Task: Find every line in the entries that holds the string "video" and report it.

Dataset extract:
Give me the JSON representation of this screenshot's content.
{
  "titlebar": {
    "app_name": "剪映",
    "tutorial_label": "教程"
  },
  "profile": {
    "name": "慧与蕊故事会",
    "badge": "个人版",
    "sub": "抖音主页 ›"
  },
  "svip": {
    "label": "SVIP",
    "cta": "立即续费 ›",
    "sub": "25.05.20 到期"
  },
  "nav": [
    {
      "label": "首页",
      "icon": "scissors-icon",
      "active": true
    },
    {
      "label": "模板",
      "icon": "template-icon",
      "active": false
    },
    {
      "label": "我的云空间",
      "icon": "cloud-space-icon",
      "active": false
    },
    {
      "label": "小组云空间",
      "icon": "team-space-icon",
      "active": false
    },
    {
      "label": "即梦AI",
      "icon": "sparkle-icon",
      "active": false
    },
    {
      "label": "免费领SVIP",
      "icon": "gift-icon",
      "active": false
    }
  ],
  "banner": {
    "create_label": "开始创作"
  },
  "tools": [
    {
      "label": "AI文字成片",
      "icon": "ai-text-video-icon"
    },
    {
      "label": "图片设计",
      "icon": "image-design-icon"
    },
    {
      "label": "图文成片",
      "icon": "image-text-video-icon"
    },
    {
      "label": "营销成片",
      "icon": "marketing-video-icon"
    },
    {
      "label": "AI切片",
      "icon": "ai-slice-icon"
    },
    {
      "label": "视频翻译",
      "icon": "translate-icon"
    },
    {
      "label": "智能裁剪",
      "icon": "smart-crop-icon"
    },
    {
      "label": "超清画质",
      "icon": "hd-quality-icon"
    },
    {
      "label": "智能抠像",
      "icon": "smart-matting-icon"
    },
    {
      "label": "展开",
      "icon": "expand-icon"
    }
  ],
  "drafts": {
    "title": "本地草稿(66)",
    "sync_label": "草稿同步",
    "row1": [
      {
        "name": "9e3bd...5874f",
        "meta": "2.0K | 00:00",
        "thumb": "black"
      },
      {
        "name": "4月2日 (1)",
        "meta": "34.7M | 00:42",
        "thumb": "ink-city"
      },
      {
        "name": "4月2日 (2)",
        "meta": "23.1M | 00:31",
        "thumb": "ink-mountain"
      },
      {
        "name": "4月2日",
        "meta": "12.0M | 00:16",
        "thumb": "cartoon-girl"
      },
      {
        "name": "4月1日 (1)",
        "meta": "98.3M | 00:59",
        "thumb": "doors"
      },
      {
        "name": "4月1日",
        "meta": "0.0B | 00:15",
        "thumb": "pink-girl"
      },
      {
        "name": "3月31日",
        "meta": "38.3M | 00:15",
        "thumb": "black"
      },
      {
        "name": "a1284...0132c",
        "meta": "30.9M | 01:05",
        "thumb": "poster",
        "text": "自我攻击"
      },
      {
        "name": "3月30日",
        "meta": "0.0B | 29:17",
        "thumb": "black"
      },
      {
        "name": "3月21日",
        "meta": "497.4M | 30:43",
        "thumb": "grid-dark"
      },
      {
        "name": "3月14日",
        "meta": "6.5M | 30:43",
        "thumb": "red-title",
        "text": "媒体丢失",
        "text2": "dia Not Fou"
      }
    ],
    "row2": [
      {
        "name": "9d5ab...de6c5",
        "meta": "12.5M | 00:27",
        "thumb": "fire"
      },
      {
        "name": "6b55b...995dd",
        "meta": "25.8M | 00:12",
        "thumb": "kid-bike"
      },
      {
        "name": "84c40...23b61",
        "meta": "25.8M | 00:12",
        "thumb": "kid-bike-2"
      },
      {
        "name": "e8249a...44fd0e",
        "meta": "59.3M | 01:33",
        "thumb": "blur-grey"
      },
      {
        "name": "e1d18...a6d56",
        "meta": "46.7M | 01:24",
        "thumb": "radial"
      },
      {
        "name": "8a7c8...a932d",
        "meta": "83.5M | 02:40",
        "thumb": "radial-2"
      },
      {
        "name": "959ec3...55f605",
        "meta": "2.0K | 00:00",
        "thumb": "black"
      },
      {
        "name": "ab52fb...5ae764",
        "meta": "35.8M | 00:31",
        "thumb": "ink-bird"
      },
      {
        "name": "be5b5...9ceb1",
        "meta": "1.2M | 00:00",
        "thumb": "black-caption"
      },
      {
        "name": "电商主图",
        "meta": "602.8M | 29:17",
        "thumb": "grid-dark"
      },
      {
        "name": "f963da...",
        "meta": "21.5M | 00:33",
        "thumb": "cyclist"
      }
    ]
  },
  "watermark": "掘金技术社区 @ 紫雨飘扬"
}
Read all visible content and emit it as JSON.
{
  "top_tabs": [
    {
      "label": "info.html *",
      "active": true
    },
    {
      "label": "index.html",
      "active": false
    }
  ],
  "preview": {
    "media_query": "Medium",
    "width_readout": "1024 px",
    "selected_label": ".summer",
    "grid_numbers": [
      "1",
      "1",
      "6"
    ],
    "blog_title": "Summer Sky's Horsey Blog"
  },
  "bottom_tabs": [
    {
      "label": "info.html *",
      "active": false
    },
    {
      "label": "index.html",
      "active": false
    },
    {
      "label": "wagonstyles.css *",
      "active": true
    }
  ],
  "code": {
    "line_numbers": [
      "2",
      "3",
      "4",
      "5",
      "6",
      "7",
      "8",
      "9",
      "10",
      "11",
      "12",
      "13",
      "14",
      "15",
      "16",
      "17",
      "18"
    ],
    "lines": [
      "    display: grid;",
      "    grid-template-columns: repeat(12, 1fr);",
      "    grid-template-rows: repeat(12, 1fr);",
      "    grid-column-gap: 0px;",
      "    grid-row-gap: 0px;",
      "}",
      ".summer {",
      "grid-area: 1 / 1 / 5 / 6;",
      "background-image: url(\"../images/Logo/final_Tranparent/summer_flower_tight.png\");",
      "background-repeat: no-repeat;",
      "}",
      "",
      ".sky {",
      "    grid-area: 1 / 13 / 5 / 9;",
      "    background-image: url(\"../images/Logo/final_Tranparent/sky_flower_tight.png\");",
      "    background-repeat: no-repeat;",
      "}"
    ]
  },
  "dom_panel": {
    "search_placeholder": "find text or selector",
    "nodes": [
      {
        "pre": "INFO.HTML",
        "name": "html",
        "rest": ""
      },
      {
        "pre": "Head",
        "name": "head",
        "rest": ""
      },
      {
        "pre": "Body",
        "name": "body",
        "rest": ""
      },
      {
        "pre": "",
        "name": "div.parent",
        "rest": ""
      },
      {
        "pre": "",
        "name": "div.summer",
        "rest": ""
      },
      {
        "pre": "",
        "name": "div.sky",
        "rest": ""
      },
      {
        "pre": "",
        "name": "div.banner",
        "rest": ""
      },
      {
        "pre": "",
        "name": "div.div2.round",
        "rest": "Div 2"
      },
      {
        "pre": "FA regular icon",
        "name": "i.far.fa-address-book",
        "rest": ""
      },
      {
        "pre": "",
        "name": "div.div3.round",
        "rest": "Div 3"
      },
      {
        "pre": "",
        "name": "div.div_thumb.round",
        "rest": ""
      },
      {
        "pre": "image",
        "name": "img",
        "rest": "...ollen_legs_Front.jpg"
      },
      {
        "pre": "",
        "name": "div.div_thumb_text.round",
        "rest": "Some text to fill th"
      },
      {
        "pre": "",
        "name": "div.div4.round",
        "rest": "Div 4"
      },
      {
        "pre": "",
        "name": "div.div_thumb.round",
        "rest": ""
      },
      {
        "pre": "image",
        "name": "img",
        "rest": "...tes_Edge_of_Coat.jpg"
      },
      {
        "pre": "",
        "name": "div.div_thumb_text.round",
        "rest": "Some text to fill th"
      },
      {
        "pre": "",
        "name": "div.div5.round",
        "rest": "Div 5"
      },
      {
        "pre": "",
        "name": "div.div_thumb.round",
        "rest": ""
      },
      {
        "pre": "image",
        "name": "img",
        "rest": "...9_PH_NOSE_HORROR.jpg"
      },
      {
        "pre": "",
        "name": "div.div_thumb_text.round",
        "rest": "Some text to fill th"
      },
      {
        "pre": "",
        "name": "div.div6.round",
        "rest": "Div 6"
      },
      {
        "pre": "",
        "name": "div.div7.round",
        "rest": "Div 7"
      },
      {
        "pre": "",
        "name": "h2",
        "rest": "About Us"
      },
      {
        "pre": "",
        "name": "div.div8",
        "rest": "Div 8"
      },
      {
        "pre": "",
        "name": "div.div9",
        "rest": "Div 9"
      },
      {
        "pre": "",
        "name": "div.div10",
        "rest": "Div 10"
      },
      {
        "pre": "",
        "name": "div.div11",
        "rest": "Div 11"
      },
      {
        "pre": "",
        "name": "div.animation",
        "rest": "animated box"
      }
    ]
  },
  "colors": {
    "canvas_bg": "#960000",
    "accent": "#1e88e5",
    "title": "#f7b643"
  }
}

Reply to the task:
      "icon": "ai-text-video-icon"
      "icon": "image-text-video-icon"
      "icon": "marketing-video-icon"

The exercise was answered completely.